- Though they are driven into exile by their enemies, there I will command the sword to slay them. I will fix my eyes upon them for evil and not for good.” (Amos 9:4 KJV)
- Is it not from the mouth of the Most High that both calamities and good things come? (Lam 3:38 NIV)
In the Hebrew Bible God is the cause of disease, destruction, and death. But it seems that he does these things “at arms length” and operates through his agents/angels. The Hebrew Bible also recognized the existence of a ‘spirit realm’ and although some spirits did ‘evil’, they were sent by God to do his work. Thus King Saul’s attendants said to him, “See, an evil spirit from God is tormenting you” (1 Sam. 16:15). In some texts angels are regarded as ‘imperfect’ (such as Job 4:18 where Eliphaz says “God places no trust in his servants”, and “he charges his angels with error [KJV has ‘folly’]”). Psalm 82:7 even suggests that some angels (אלהים) will be destroyed because of their ‘partiality’ and goes on to say that because of this they “will die like mere men; you will fall like every other ruler” (v. 7). This suggests that they may be able to act independently, but perhaps that’s a subject for later discussion.
In the New Testament we find Jesus at the Last Supper saying “”Simon, Simon, Satan has asked to sift you as wheat. But I have prayed for you, Simon, that your faith may not fail. And when you have turned back, strengthen your brothers” (Luke 22:31-32). This is somewhat similar to the Job frame-story. In the Job account we have Satan appearing among the “Sons of God” and God granting permission to him to test Job. In Luke we find Satan asking God (or perhaps Jesus) for permission to test the Twelve, and the implication is that his request had been granted. This suggests that Satan still had access to heaven, as he did in the Job story, and that his task was to test the faithful. Interestingly, in the Fourth Gospel there is a record of Jesus’ prayer later on that same night of the Last Supper. In it he prayed for his disciples and said: “My prayer is not that you take them out of the world but that you protect them from the evil one” (John 17:15). Is “the evil one” in the Fourth Gospel the same as “Satan” in Luke?
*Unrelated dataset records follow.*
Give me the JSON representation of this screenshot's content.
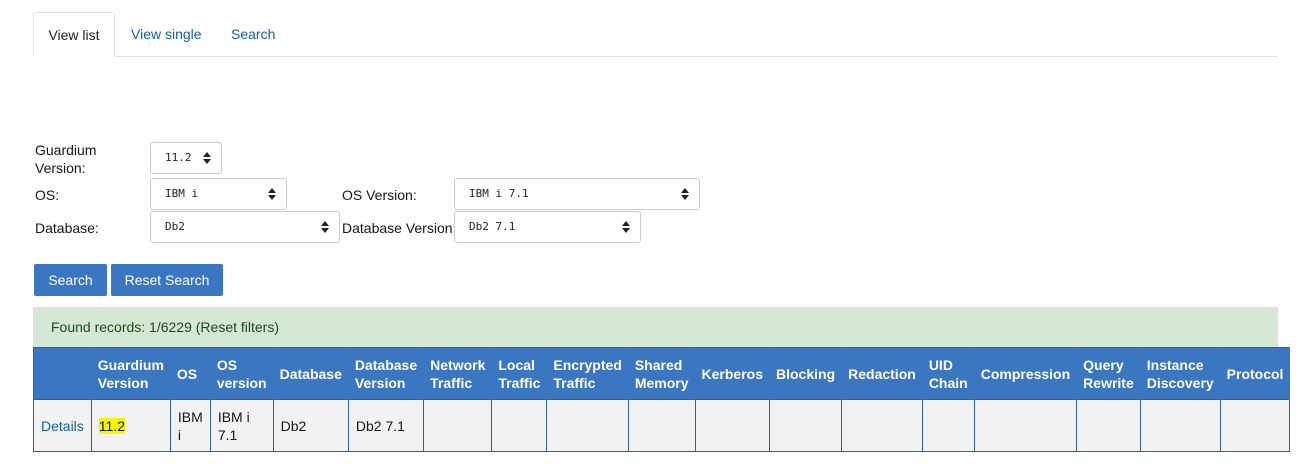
{
  "tabs": [
    {
      "label": "View list"
    },
    {
      "label": "View single"
    },
    {
      "label": "Search"
    }
  ],
  "filters": {
    "guardium_version_label": "Guardium Version:",
    "guardium_version_value": "11.2",
    "os_label": "OS:",
    "os_value": "IBM i",
    "os_version_label": "OS Version:",
    "os_version_value": "IBM i 7.1",
    "database_label": "Database:",
    "database_value": "Db2",
    "database_version_label": "Database Version:",
    "database_version_value": "Db2 7.1"
  },
  "buttons": {
    "search": "Search",
    "reset_search": "Reset Search"
  },
  "found": {
    "text": "Found records: 1/6229",
    "reset_link": "(Reset filters)"
  },
  "table": {
    "columns": [
      "",
      "Guardium Version",
      "OS",
      "OS version",
      "Database",
      "Database Version",
      "Network Traffic",
      "Local Traffic",
      "Encrypted Traffic",
      "Shared Memory",
      "Kerberos",
      "Blocking",
      "Redaction",
      "UID Chain",
      "Compression",
      "Query Rewrite",
      "Instance Discovery",
      "Protocol"
    ],
    "rows": [
      [
        "Details",
        "11.2",
        "IBM i",
        "IBM i 7.1",
        "Db2",
        "Db2 7.1",
        "",
        "",
        "",
        "",
        "",
        "",
        "",
        "",
        "",
        "",
        "",
        ""
      ]
    ]
  },
  "colors": {
    "accent": "#3a77c0",
    "link": "#0f62a8",
    "success_bg": "#d5e8d4",
    "highlight": "#f5f500"
  }
}
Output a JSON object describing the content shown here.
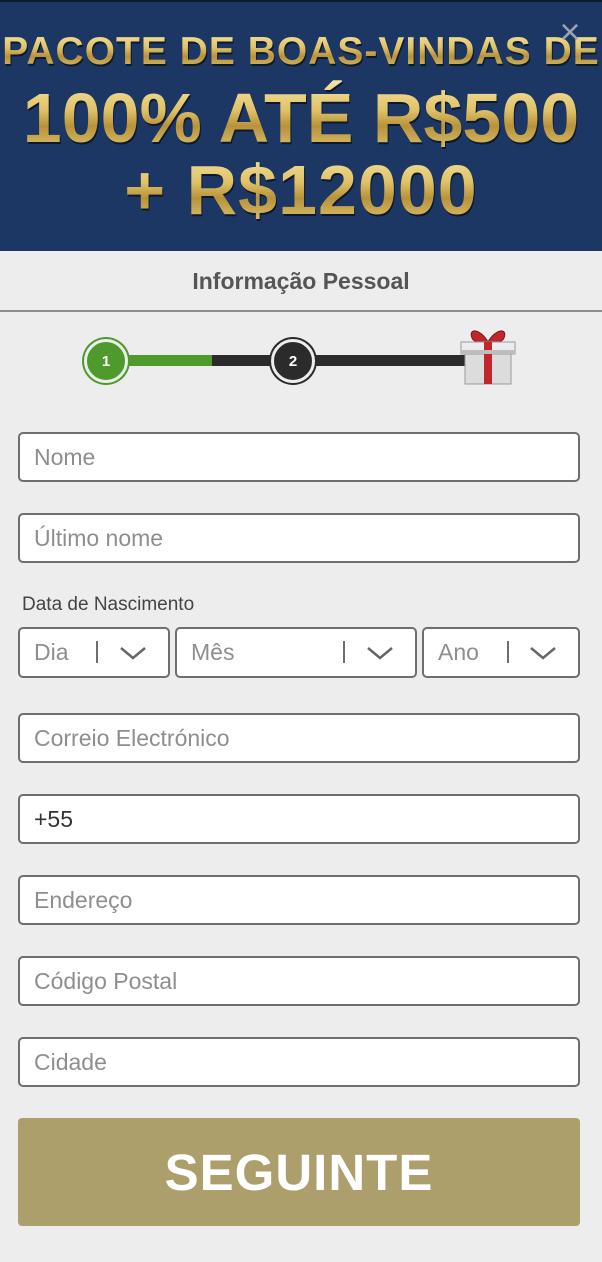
{
  "banner": {
    "line1": "PACOTE DE BOAS-VINDAS DE",
    "line2": "100% ATÉ  R$500",
    "line3": "+ R$12000",
    "close_label": "×"
  },
  "section_title": "Informação Pessoal",
  "progress": {
    "step1": "1",
    "step2": "2",
    "final_icon": "gift-icon",
    "colors": {
      "done": "#4e9a2c",
      "todo": "#2b2b2b"
    }
  },
  "form": {
    "first_name_placeholder": "Nome",
    "last_name_placeholder": "Último nome",
    "dob_label": "Data de Nascimento",
    "day_placeholder": "Dia",
    "month_placeholder": "Mês",
    "year_placeholder": "Ano",
    "email_placeholder": "Correio Electrónico",
    "phone_value": "+55",
    "address_placeholder": "Endereço",
    "postal_placeholder": "Código Postal",
    "city_placeholder": "Cidade",
    "submit_label": "SEGUINTE"
  },
  "colors": {
    "banner_bg": "#1c3763",
    "submit_bg": "#ac9f6c",
    "page_bg": "#ededed"
  }
}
There are other hints in the New Testament that the first Jewish Christians had an understanding of Satan which was similar or identical to the one I have proposed here as the role of ha-satan in the Hebrew Bible: the Prosecutor in the heavenly court. Jesus once referred to a woman with a serious disease as “this woman, a daughter of Abraham, whom Satan has kept bound for eighteen long years” (Luke 13:16). Paul wrote of a certain man that the church should “hand this man over to Satan, so that the sinful nature may be destroyed and his spirit saved on the day of the Lord” (1 Cor 5:5) and of Hymenaeus and Alexander that “I have handed [them] over to Satan to be taught not to blaspheme” (1 Tim 1:20). Satan in these latter texts does the sinners a service in that he teaches them not to blaspheme and saves their spirit on the day of the Lord. It seems his role is to “do evil, so that good may come”. Then Paul mentioned his “thorn in the flesh” saying it was a “messenger of Satan” (2 Cor 12:7) to lead him to a greater appreciation of God’s grace. These texts all suggest that to the early Jewish Christians Satan was an angel who did evil, but so that good would ultimately come.
But what about the texts that suggest Satan is a “fallen angel”? To explore that would be to digress, although I’m already digressing (somewhat necessarily) from Job. As much as I’d love to digress from this digression and explore the role of the devil, or satan, in the New Testament and Christian literature I will return in my next posts to the Book of Job. Perhaps I’ll come back later to look at the idea of Satan as a fallen angel.